* Activity
Return a verbatim reproduction of each line, starting at the line with "Decode this image" and ending at the last line of the listing below.

**** Data for the task

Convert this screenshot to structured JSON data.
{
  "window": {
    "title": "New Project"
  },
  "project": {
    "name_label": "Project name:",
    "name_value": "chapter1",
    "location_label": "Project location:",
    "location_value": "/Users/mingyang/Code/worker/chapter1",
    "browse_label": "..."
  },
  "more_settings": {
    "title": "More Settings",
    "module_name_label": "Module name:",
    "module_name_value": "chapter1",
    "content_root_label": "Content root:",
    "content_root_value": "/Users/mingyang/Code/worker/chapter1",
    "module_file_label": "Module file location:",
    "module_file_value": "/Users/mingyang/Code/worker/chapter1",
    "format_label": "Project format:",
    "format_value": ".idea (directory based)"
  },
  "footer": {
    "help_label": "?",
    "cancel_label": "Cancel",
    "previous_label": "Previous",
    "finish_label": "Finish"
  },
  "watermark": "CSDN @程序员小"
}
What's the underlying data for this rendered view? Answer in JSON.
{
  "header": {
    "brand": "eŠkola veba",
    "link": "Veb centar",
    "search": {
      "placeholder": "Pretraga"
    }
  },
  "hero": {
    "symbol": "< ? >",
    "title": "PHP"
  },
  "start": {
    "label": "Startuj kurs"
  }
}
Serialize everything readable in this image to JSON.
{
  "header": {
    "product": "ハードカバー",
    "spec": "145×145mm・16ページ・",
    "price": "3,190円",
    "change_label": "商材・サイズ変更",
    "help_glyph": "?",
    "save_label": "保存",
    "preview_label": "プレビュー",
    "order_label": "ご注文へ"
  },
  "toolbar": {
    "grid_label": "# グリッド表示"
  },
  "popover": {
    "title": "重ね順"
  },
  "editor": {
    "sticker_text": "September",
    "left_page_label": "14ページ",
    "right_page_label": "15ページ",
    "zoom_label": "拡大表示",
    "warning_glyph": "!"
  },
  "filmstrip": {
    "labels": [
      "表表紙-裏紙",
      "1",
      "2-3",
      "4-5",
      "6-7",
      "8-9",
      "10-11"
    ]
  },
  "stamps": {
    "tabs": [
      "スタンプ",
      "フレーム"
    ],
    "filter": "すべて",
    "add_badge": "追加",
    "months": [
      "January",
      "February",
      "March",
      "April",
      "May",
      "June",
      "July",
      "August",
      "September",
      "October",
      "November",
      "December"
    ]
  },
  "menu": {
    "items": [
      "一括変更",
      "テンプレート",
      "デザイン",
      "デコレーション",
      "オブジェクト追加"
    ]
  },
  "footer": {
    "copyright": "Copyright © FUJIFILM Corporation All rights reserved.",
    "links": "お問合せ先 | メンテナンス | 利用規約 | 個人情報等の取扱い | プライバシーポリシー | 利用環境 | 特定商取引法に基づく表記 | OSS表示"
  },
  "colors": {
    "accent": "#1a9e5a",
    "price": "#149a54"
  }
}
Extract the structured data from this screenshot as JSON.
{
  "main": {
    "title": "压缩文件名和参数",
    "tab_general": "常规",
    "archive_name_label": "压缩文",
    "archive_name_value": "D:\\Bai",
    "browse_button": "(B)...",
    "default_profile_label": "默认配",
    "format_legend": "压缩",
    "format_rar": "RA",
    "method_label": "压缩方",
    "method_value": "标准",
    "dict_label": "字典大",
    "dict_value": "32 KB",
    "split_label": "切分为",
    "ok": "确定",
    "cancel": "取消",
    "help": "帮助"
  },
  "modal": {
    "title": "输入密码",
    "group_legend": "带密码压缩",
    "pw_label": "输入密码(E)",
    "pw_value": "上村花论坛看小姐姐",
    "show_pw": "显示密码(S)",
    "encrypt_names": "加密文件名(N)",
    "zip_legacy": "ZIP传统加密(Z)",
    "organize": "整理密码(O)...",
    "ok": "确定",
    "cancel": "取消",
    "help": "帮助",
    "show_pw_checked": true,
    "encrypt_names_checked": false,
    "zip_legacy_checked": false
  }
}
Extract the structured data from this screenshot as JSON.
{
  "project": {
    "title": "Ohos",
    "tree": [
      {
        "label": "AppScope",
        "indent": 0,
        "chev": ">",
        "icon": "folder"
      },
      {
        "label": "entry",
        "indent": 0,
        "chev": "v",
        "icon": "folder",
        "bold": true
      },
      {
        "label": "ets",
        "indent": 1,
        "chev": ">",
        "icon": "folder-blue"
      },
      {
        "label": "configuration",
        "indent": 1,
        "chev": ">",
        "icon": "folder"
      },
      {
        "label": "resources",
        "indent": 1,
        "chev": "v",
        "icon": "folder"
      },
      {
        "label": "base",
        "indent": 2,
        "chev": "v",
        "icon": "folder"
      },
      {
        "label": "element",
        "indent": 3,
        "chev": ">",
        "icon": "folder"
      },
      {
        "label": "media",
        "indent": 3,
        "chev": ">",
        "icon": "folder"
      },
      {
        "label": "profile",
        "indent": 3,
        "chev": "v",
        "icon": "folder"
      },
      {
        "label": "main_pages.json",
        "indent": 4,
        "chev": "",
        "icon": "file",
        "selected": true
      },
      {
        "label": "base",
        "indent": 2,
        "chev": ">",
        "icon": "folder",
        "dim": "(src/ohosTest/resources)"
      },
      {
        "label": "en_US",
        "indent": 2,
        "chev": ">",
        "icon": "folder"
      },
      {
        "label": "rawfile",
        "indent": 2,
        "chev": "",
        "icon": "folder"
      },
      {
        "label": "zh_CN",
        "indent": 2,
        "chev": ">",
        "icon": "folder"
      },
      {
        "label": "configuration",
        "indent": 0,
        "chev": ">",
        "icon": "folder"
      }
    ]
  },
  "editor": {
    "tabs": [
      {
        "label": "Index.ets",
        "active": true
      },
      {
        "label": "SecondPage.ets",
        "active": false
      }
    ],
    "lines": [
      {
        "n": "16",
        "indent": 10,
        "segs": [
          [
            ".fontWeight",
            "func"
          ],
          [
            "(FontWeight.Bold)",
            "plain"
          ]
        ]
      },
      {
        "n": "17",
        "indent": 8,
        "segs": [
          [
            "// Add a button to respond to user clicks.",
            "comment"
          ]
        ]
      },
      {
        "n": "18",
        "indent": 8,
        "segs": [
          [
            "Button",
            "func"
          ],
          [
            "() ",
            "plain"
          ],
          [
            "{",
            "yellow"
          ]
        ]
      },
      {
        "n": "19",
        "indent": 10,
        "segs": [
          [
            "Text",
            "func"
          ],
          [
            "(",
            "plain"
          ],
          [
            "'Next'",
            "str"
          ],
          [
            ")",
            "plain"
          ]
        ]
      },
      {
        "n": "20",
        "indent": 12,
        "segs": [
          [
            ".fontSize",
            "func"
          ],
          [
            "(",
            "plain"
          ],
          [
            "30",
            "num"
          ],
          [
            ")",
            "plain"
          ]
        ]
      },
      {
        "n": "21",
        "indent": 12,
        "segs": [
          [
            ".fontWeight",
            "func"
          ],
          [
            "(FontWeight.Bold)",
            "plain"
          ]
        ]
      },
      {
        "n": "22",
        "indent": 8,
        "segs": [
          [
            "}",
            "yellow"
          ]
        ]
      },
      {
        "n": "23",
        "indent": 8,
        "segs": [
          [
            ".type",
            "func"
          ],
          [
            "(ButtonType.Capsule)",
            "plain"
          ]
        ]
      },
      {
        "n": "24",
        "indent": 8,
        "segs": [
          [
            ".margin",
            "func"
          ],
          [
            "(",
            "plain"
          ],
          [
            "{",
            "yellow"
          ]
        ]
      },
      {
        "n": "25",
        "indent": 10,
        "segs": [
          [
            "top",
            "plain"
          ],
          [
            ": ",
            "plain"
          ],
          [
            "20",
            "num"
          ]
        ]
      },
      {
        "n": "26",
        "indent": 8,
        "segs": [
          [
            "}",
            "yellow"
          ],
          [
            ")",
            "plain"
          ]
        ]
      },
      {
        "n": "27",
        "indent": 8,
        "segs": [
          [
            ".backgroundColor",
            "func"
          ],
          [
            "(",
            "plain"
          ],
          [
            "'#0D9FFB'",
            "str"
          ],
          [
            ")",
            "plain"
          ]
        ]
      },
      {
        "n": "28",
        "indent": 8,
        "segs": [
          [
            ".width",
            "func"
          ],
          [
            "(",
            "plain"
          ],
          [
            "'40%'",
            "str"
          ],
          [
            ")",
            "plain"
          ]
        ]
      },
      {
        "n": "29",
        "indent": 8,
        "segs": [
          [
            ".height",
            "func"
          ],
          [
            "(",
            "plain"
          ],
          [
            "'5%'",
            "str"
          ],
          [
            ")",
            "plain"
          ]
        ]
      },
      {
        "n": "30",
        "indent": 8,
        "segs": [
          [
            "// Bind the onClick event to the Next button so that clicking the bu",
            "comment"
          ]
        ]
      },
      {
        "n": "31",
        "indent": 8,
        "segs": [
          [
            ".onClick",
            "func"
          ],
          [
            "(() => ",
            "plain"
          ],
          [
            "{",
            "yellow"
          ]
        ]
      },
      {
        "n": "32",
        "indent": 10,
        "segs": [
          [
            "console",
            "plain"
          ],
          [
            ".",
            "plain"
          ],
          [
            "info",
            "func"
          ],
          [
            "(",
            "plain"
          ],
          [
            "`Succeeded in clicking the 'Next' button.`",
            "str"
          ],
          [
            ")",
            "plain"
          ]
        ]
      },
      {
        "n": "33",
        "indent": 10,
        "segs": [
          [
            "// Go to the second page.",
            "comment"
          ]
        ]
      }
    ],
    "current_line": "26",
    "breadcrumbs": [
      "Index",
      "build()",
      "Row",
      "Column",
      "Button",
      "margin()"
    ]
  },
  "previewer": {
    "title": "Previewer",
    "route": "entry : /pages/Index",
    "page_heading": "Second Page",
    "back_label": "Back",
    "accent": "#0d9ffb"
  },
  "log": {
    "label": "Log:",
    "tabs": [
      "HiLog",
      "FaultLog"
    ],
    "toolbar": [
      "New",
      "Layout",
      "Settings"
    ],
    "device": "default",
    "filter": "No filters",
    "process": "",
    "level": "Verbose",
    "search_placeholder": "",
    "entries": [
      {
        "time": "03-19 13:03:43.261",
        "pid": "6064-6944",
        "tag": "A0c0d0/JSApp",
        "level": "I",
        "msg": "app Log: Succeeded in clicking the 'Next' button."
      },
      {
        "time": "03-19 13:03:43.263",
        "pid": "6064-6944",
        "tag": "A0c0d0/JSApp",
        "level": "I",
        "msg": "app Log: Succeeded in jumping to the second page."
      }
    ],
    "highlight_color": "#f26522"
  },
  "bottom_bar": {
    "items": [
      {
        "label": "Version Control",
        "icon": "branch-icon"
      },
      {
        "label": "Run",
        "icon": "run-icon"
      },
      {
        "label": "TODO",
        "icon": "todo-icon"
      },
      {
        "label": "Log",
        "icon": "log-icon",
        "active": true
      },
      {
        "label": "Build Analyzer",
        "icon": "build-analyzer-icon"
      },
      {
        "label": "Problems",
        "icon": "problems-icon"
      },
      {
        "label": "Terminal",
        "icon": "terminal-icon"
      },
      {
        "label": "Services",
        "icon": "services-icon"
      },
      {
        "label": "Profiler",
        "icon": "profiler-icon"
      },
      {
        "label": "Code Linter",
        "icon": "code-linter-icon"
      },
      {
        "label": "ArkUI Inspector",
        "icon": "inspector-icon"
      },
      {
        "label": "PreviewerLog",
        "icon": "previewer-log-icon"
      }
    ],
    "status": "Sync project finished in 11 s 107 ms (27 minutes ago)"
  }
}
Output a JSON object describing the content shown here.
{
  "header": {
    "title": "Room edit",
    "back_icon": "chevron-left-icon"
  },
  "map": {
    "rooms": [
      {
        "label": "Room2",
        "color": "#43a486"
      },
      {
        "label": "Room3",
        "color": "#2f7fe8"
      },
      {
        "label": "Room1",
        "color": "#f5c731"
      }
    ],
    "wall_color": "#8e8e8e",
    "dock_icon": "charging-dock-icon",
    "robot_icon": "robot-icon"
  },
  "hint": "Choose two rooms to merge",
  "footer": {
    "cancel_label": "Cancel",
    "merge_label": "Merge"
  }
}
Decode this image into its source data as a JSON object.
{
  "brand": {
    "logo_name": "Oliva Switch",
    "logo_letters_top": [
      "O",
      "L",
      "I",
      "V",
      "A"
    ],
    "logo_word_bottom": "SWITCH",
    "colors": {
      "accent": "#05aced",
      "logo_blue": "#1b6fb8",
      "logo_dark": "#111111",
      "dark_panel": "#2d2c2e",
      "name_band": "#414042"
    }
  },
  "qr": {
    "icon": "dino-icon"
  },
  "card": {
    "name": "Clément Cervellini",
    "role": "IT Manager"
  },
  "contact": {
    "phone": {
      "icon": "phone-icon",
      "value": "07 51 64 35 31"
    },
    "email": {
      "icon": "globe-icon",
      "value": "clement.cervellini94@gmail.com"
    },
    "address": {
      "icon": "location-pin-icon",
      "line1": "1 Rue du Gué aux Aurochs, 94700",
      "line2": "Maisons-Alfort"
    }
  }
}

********

* Expected output
Decode this image into its source data as a JSON object.
{
  "brand": {
    "logo_name": "Oliva Switch",
    "logo_letters_top": [
      "O",
      "L",
      "I",
      "V",
      "A"
    ],
    "logo_word_bottom": "SWITCH",
    "colors": {
      "accent": "#05aced",
      "logo_blue": "#1b6fb8",
      "logo_dark": "#111111",
      "dark_panel": "#2d2c2e",
      "name_band": "#414042"
    }
  },
  "qr": {
    "icon": "dino-icon"
  },
  "card": {
    "name": "Clément Cervellini",
    "role": "IT Manager"
  },
  "contact": {
    "phone": {
      "icon": "phone-icon",
      "value": "07 51 64 35 31"
    },
    "email": {
      "icon": "globe-icon",
      "value": "clement.cervellini94@gmail.com"
    },
    "address": {
      "icon": "location-pin-icon",
      "line1": "1 Rue du Gué aux Aurochs, 94700",
      "line2": "Maisons-Alfort"
    }
  }
}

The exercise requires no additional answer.